Legislation passed earlier this year allows the organization to create and offer health plans to its members, including sole proprietors. The plans are listed at a lower cost than those on the Affordable Care Act (ACA) marketplace, saving an individual with non-subsidized insurance between 30 percent and 50 percent.
But the plans do not have to follow ACA rules, meaning not everyone who applies is guaranteed approval.
INFB’s executive director of administration Megan Ritter said of the roughly 270,000 members, 5-9 percent are currently uninsured. According to Ritter, those people and others with different health care coverage might be interested in the new health plans.
“We feel confident in looking at the marketplace, the need in the marketplace, the need in Indiana, and what we are going to be able to offer with these innovative, more affordable plans. And that it's going to be a product that is both needed in the marketplace and is going to be in high demand,” said Ritter.
Row crop farmer Mindy Orschell said for years medical expenses have put her family in a tough financial situation. She believes the health plans will help not only her husband with diabetes, but also help her be able to make her health a priority.

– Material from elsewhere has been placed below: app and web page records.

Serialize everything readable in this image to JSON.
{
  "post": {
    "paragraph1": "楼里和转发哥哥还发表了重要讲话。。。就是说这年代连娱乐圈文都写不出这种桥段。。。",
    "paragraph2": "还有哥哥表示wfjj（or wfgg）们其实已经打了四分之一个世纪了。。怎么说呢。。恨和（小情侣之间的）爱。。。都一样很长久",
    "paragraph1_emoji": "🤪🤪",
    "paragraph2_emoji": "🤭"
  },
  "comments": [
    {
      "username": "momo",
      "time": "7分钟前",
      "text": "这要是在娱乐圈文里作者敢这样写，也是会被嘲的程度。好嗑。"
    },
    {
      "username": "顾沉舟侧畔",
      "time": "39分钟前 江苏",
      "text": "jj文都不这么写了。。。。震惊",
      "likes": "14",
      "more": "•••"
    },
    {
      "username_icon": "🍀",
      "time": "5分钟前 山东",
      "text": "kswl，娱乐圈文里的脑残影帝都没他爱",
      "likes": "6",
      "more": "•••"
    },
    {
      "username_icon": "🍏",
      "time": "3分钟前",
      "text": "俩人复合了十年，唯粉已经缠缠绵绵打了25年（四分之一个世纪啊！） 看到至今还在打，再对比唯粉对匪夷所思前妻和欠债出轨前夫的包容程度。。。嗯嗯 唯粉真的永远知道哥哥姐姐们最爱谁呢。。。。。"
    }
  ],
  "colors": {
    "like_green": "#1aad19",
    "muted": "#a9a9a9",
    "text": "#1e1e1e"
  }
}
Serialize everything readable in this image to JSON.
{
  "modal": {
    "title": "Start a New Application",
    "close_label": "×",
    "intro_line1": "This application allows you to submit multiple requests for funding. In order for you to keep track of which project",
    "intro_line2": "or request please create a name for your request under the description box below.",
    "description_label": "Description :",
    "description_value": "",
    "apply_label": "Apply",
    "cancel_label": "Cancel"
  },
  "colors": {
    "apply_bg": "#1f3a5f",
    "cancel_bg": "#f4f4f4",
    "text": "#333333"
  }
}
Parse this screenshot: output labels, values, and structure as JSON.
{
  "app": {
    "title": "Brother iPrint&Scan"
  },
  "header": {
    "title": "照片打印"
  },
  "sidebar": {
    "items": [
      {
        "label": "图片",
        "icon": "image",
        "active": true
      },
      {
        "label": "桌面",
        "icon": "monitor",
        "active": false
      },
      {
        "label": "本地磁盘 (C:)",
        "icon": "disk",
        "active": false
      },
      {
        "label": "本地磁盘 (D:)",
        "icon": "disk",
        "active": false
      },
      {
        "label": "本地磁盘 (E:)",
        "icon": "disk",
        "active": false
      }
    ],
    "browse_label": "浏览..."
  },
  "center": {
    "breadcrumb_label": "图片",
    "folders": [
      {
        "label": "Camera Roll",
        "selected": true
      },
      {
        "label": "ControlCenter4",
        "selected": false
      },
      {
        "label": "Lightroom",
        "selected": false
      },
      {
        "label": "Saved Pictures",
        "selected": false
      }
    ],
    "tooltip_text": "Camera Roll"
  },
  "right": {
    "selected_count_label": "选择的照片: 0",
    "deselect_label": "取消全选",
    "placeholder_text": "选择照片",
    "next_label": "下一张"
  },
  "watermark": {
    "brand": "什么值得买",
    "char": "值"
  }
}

“For the past 10 years that's kind of been on the back burner because it just hasn't been affordable; it hasn't been an option," Orschell said. "So you know those six months dental cleanings, those yearly doctor checkups, the vision screenings, haven't been, you know, a reality for us.”
Orshell said she hopes this will also allow her children to come back and work on the family farm.
UnitedHealthcare network will be the provider for the health plans due to having the best coverage for members all over the state, especially in rural areas. Ritter said telehealth will also be included in the plans as a resource for those in remote parts of Indiana.
The new health plans will go into effect at the beginning of next year.
Other states with farm bureau-run health plans already operating or in the works include Tennessee and Kansas.